[Stored data]

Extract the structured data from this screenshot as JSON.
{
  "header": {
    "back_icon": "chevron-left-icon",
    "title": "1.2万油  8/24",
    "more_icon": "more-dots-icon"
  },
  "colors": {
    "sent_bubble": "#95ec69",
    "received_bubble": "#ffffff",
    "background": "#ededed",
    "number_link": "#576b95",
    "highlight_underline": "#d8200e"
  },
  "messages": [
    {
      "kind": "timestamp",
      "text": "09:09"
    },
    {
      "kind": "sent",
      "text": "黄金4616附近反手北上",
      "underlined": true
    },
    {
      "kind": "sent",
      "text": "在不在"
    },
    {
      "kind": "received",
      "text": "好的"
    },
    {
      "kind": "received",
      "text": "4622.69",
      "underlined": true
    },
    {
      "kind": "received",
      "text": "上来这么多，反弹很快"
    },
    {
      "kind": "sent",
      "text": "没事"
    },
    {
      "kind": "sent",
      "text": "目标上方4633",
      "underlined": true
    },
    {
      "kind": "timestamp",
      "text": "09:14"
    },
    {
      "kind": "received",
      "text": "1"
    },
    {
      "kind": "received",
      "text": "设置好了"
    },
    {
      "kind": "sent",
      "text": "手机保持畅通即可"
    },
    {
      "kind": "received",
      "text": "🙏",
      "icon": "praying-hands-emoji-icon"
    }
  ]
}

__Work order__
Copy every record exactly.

__Completed task__
Extract the structured data from this screenshot as JSON.
{
  "header": {
    "back_icon": "chevron-left-icon",
    "title": "1.2万油  8/24",
    "more_icon": "more-dots-icon"
  },
  "colors": {
    "sent_bubble": "#95ec69",
    "received_bubble": "#ffffff",
    "background": "#ededed",
    "number_link": "#576b95",
    "highlight_underline": "#d8200e"
  },
  "messages": [
    {
      "kind": "timestamp",
      "text": "09:09"
    },
    {
      "kind": "sent",
      "text": "黄金4616附近反手北上",
      "underlined": true
    },
    {
      "kind": "sent",
      "text": "在不在"
    },
    {
      "kind": "received",
      "text": "好的"
    },
    {
      "kind": "received",
      "text": "4622.69",
      "underlined": true
    },
    {
      "kind": "received",
      "text": "上来这么多，反弹很快"
    },
    {
      "kind": "sent",
      "text": "没事"
    },
    {
      "kind": "sent",
      "text": "目标上方4633",
      "underlined": true
    },
    {
      "kind": "timestamp",
      "text": "09:14"
    },
    {
      "kind": "received",
      "text": "1"
    },
    {
      "kind": "received",
      "text": "设置好了"
    },
    {
      "kind": "sent",
      "text": "手机保持畅通即可"
    },
    {
      "kind": "received",
      "text": "🙏",
      "icon": "praying-hands-emoji-icon"
    }
  ]
}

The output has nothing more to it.